**EXERCISE AIM:** How many lines in the records below contain the word "欢迎使用"? Answer with the number alone.

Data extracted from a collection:
-*-

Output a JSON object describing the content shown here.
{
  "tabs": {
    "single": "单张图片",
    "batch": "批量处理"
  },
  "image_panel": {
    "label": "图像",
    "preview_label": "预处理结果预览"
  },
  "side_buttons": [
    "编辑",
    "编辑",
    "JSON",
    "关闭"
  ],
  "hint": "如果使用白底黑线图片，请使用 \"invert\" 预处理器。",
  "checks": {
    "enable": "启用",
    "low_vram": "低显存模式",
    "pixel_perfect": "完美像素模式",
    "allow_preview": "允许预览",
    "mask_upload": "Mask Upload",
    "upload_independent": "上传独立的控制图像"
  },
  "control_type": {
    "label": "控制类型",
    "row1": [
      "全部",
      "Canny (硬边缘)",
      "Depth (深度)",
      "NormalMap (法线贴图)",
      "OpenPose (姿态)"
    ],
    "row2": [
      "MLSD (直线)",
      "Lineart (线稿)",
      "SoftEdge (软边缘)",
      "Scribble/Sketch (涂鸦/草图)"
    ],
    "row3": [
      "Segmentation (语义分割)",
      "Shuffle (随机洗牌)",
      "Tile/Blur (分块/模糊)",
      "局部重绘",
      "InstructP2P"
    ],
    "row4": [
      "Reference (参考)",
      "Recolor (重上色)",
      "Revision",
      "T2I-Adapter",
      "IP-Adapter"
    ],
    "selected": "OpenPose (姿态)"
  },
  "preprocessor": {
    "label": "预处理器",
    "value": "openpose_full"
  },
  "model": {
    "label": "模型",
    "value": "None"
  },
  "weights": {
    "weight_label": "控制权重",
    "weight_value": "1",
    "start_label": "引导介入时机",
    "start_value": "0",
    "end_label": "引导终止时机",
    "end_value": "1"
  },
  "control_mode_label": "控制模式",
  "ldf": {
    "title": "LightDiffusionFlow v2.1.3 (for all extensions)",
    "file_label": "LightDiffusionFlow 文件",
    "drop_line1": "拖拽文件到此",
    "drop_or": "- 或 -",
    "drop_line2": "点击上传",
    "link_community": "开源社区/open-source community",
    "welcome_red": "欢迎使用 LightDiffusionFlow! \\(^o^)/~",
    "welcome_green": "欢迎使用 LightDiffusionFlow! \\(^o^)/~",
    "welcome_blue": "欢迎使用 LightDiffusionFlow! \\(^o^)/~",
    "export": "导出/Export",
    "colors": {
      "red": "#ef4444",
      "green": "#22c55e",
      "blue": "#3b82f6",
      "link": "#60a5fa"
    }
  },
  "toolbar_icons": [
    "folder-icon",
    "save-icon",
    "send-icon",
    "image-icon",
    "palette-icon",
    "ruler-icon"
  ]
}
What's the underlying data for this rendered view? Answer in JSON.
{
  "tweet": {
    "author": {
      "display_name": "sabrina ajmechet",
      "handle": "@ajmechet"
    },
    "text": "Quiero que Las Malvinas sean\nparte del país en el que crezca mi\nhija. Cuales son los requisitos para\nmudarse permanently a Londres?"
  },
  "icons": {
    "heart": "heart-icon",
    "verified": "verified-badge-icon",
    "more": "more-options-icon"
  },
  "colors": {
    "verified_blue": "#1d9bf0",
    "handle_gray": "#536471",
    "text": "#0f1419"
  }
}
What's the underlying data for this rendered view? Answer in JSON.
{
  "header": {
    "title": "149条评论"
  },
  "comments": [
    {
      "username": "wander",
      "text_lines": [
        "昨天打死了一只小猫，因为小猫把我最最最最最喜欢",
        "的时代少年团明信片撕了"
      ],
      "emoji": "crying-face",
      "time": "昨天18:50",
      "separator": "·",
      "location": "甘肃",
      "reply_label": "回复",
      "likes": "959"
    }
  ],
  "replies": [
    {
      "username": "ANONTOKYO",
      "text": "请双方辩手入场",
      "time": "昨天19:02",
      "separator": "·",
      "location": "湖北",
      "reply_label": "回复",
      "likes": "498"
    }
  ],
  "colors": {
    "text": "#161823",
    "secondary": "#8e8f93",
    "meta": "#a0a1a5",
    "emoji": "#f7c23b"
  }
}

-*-

**ANSWER TO THIS EXERCISE:** 3